e. Madagascar, with a fauna which has been separated from the African continent for 200 million years, is the only repository for many of the perhaps 40 species of lemurs, which are highly endangered because of hunting and human demands on its forests for firewood, charcoal and slash-and-burn agriculture. Because of this, Madagascar has the distinction of having 8% of the world’s endangered mammal species, although it itself has a relatively small land mass. Fourteen of its lemur species are seriously endangered. Madagascar has many other interesting and unique mammals, such as the porcupine-like tenrecs (29 of 30 known species). It has also many endemic reptiles (233 of its 245 reptile species are found nowhere else) and frogs (Mittermeier, 1988). The larger species (pygmy hippo, aardvark) have already been eliminated because of hunting and substantial loss of habitat.
Increasingly, humans are acting as the selective agents in evolution, rather than environmental conditions. We have the ability to determine the existence or absence of at least some species; how should we exercise this power? Should we be concerned about extinction and loss of biodiversity? There are those who suggest that, as extinction of species is a normal part of the evolutionary history of our planet, we should not worry about species loss.
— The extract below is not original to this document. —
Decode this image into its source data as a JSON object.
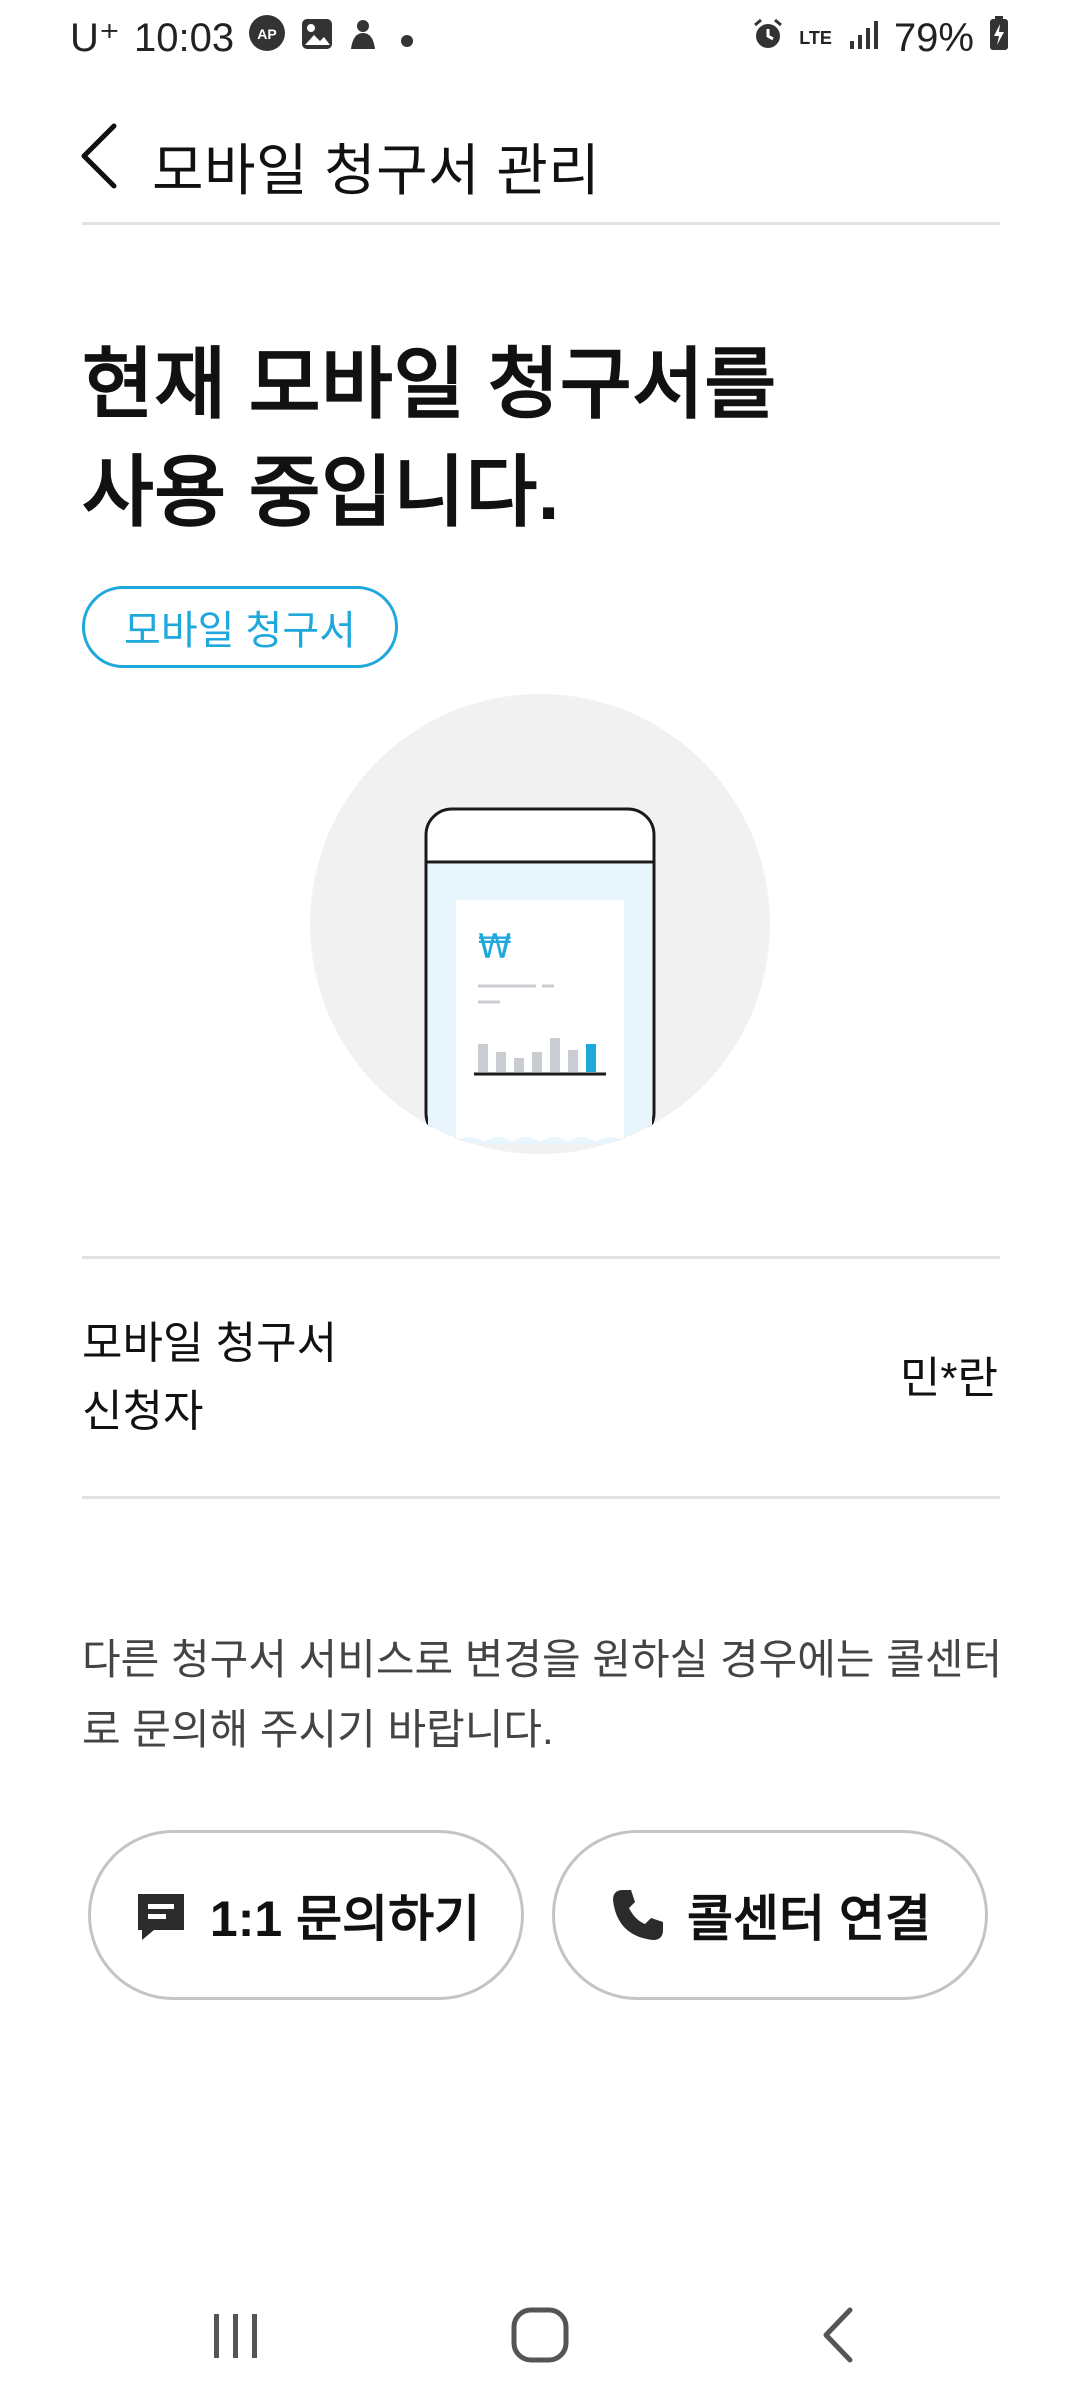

Further, some would argue that extinction of species which are not important or useful to man is of little consequence (the “utilitarian” point of view). Unless organisms have a “resource value” or are key to their ecosystems, let them go. Others feel that the usefulness of a species is not the only criterion for its existence, even should it be possible to evaluate all species in this way. They cite the human need for beauty, wilderness, and richness of environment. Arguments may also be made against the utilitarian point of view in that we have very little knowledge of the ecology of most ecosystems (particularly rainforests) and that we do not know the consequences of species losses. Moreover, narrowing our genetic pool is inherently dangerous. We do not know what species might have useful genetic potential. If disaster struck some of our food plants, we would lack the genetic potential to produce new varieties. When the potato blight struck Ireland, many people starved since they had no alternative staple food. How much worse if there were no alternative food staple anywhere in the world!
In addition, extinctions in the present day are catastrophic in scope, of magnitudes so much greater than “background” extinctions due to non-anthropogenic causes. These losses cannot help but be extremely destructive. The loss of rainforests and their species cause alterations in rainfall and climate, both locally, regionally and, probably, globally. This makes species loss a disaster, utilitarian and otherwise. (For an excellent discussion of these issues, see Chapin, et al., 1998, 2000.)